v. Create Website Information Architecture
A sitemap or the website information architecture is essentially a map that will help any page or file on your website pop up on search engines. It is usually in XML format.
To get started on this, have a rough idea of your content. You can then create various buckets that can be labelled as pages, blog posts, videos, reports or other forms of content. This makes planning the sitemap much easier. Also by now since you will have your marketing goals in place, it will also help in mapping out the website information architecture.
The following hierarchy models show you the different ways information can be organized on the website based on your requirements.
Further Reading: How to generate a sitemap and submit it to Google
vi. Content creation
Putting together content is probably the most time-consuming part of website planning. Once you have created the buckets as suggested in the previous step, it should give you a fair idea of how much content creation you have in hand and this will help in planning. It is fairly common to have multiple content creators and reviewers. Google Docs is a great tool to share and collaborate on content creation. It has many features that allow you to stick to “one true version”.
And don’t forget to ensure your pages have a call to action where required and these tie with your marketing goals.
vii. Content Visualization
Once you have content shaping up, it’s time to visualise how your content will flow on the website. This will help you establish a good user experience on the website and define a clear user journey. This will also help you map how users can move between pages until they perform a marketing goal.
A website wireframe is a tool you will need to help with this visualisation. A wireframe serves as a blueprint that describes page layouts, identifies blocks of content and also the order of content. A low fidelity wireframe is good enough to get started.
We have discussed how to use wireframe in detail in the next chapter.
viii. Visualize design
The next step is the visualising the design of your website. While it’s important your website design should be appealing to your visitors, ensure the design also saves a purpose. Unwanted design elements can actually be detrimental to your site.
ix. Create an approval process
It is common to have multiple stakeholders for a website project, which can result in several designs and content iterations. If you have chosen to work with an agency or freelancer, ensure you chalk out a clear approval process right at the start. Provide the agency or freelancer with a hierarchy matrix and a process flow that has been agreed by both parties. Putting this down in writing can help streamline the whole process.
x. Chalk out your budget
Once you have finalised an agency or developer talk to them about all future costs. Apart from the design fee, you will need to budget paying for hosting, domain registration etc. Also, it is important to know that changing the design after work has begun can result in an increased agency fee. Ensure you have budgeted for all this to avoid stalling the project midway.
Assign responsibilities and resources right from the start of the project. Even if you are a small business or an individual working with a freelancer, set aside time for coordination. The amount of time that goes into planning and coordination with website designers is often underestimated and can delay website launch.
xii. Develop the site
The final design process is where you can add colours and interactions that bring the content to life and present it to the user in an attractive and engaging fashion.
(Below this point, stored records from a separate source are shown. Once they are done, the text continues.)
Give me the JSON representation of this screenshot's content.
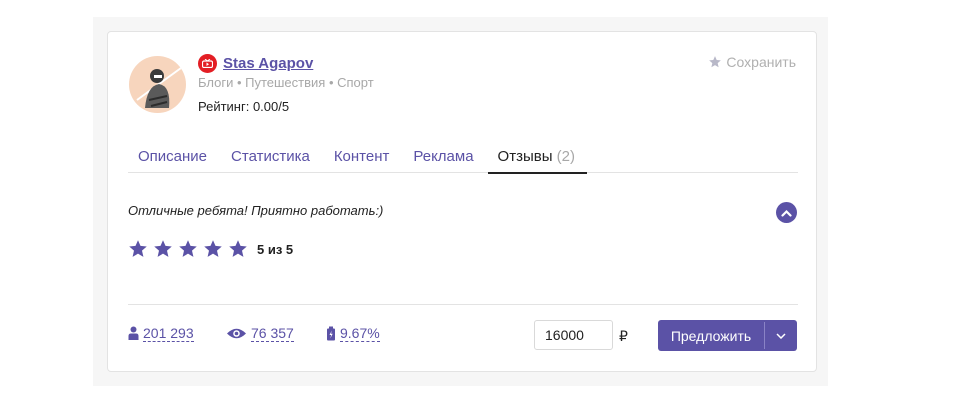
{
  "channel": {
    "name": "Stas Agapov",
    "categories": "Блоги • Путешествия • Спорт",
    "rating": "Рейтинг: 0.00/5",
    "platform_icon": "youtube-icon",
    "platform_color": "#e31e24"
  },
  "save": {
    "label": "Сохранить",
    "icon": "star-icon"
  },
  "tabs": [
    {
      "label": "Описание"
    },
    {
      "label": "Статистика"
    },
    {
      "label": "Контент"
    },
    {
      "label": "Реклама"
    },
    {
      "label": "Отзывы",
      "count": "(2)",
      "active": true
    }
  ],
  "review": {
    "text": "Отличные ребята! Приятно работать:)",
    "stars": 5,
    "score": "5 из 5"
  },
  "stats": {
    "subscribers": "201 293",
    "views": "76 357",
    "engagement": "9.67%"
  },
  "offer": {
    "price_value": "16000",
    "currency": "₽",
    "button_label": "Предложить"
  },
  "colors": {
    "accent": "#5b52a6",
    "muted": "#a8a8a8"
  }
}
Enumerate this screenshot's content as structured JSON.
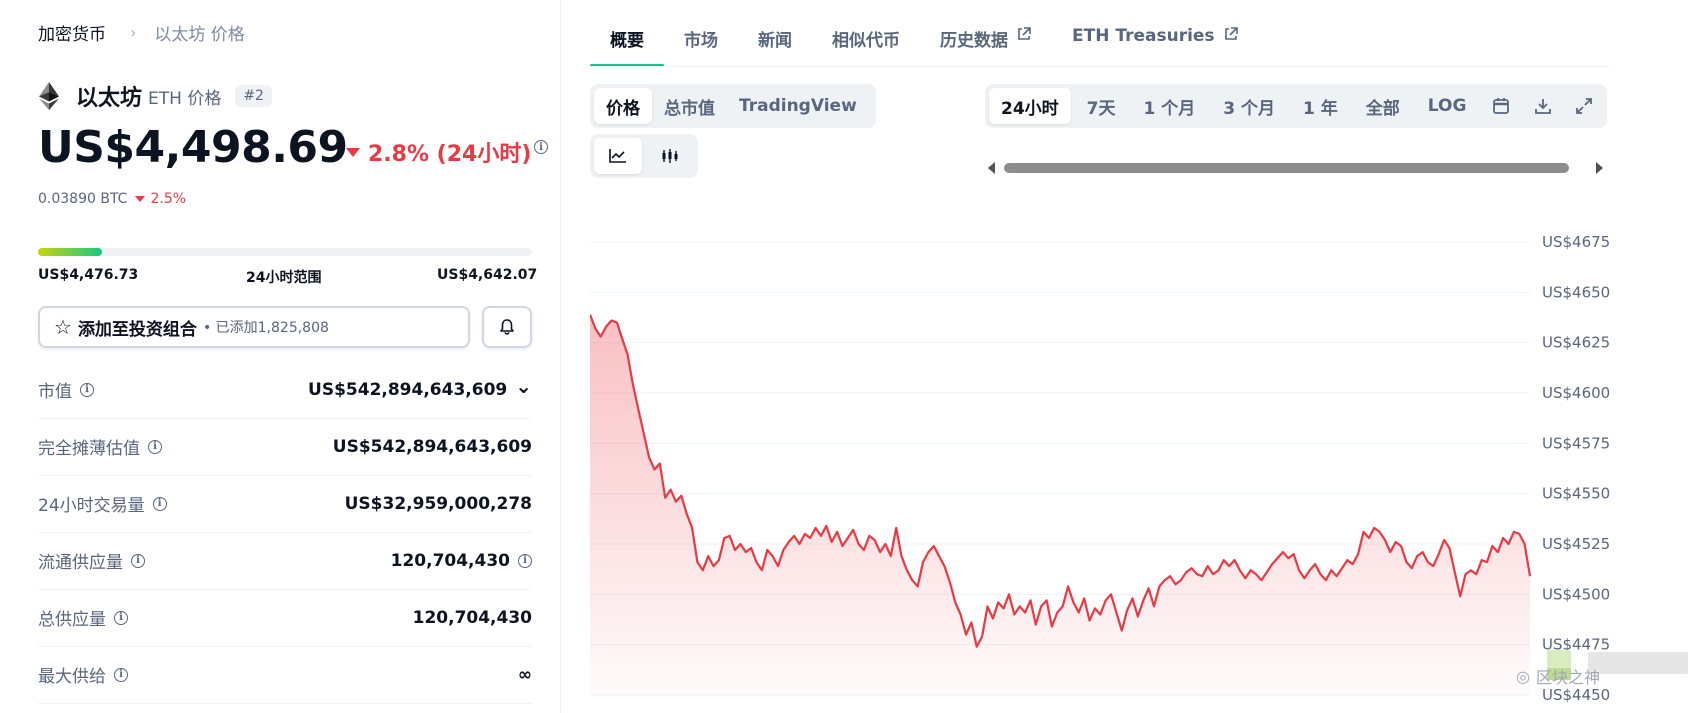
{
  "breadcrumb": {
    "root": "加密货币",
    "current": "以太坊 价格"
  },
  "coin": {
    "name": "以太坊",
    "symbol_label": "ETH 价格",
    "rank": "#2"
  },
  "price": {
    "value": "US$4,498.69",
    "change": "2.8% (24小时)",
    "btc_value": "0.03890 BTC",
    "btc_change": "2.5%"
  },
  "range_24h": {
    "low": "US$4,476.73",
    "label": "24小时范围",
    "high": "US$4,642.07",
    "position_fraction": 0.13
  },
  "portfolio": {
    "label": "添加至投资组合",
    "added": "• 已添加1,825,808"
  },
  "stats": [
    {
      "label": "市值",
      "value": "US$542,894,643,609",
      "info": true,
      "chevron": true
    },
    {
      "label": "完全摊薄估值",
      "value": "US$542,894,643,609",
      "info": true
    },
    {
      "label": "24小时交易量",
      "value": "US$32,959,000,278",
      "info": true
    },
    {
      "label": "流通供应量",
      "value": "120,704,430",
      "info": true,
      "value_info": true
    },
    {
      "label": "总供应量",
      "value": "120,704,430",
      "info": true
    },
    {
      "label": "最大供给",
      "value": "∞",
      "info": true
    }
  ],
  "tabs": [
    {
      "label": "概要",
      "active": true
    },
    {
      "label": "市场"
    },
    {
      "label": "新闻"
    },
    {
      "label": "相似代币"
    },
    {
      "label": "历史数据",
      "external": true
    },
    {
      "label": "ETH Treasuries",
      "external": true
    }
  ],
  "view_toggle": [
    "价格",
    "总市值",
    "TradingView"
  ],
  "range_toggle": [
    "24小时",
    "7天",
    "1 个月",
    "3 个月",
    "1 年",
    "全部",
    "LOG"
  ],
  "range_icons": [
    "calendar-icon",
    "download-icon",
    "fullscreen-icon"
  ],
  "chart_data": {
    "type": "area",
    "y_ticks": [
      "US$4675",
      "US$4650",
      "US$4625",
      "US$4600",
      "US$4575",
      "US$4550",
      "US$4525",
      "US$4500",
      "US$4475",
      "US$4450"
    ],
    "ylim": [
      4450,
      4675
    ],
    "grid": true,
    "color": "#ea3943",
    "series": [
      {
        "values": [
          4639,
          4632,
          4628,
          4633,
          4636,
          4635,
          4627,
          4619,
          4604,
          4592,
          4580,
          4568,
          4562,
          4565,
          4548,
          4552,
          4546,
          4549,
          4540,
          4533,
          4516,
          4512,
          4519,
          4514,
          4517,
          4528,
          4529,
          4522,
          4525,
          4521,
          4523,
          4516,
          4512,
          4522,
          4519,
          4514,
          4522,
          4526,
          4529,
          4525,
          4530,
          4528,
          4533,
          4529,
          4534,
          4526,
          4531,
          4524,
          4528,
          4532,
          4525,
          4522,
          4529,
          4527,
          4521,
          4525,
          4519,
          4533,
          4519,
          4512,
          4507,
          4504,
          4516,
          4521,
          4524,
          4519,
          4514,
          4506,
          4496,
          4490,
          4480,
          4486,
          4474,
          4479,
          4494,
          4488,
          4496,
          4493,
          4500,
          4490,
          4494,
          4491,
          4497,
          4485,
          4494,
          4497,
          4484,
          4491,
          4494,
          4504,
          4496,
          4491,
          4498,
          4487,
          4493,
          4490,
          4497,
          4500,
          4491,
          4482,
          4492,
          4498,
          4489,
          4497,
          4503,
          4494,
          4504,
          4507,
          4509,
          4505,
          4507,
          4511,
          4513,
          4510,
          4509,
          4514,
          4510,
          4512,
          4517,
          4514,
          4517,
          4512,
          4508,
          4512,
          4510,
          4507,
          4511,
          4515,
          4518,
          4521,
          4518,
          4520,
          4512,
          4508,
          4512,
          4515,
          4510,
          4507,
          4512,
          4509,
          4513,
          4517,
          4515,
          4520,
          4531,
          4528,
          4533,
          4531,
          4527,
          4521,
          4526,
          4524,
          4516,
          4513,
          4519,
          4521,
          4516,
          4514,
          4520,
          4527,
          4523,
          4511,
          4499,
          4510,
          4512,
          4510,
          4517,
          4516,
          4524,
          4521,
          4528,
          4525,
          4531,
          4530,
          4525,
          4509
        ]
      }
    ]
  },
  "watermark": "区块之神"
}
Also, previously identified goals will help finalise the features you want on the site.
The website can now be developed by following this design and best coding practices.
For a detailed look at this website planning process, read our comprehensive website planning guide with templates and checklists.
Website planning tools can range from pen and paper to project management software, but the one tool that is incredibly useful is Wireframes.
Our next chapter is dedicated to Wireframes and how they can help create a conversion-optimized website.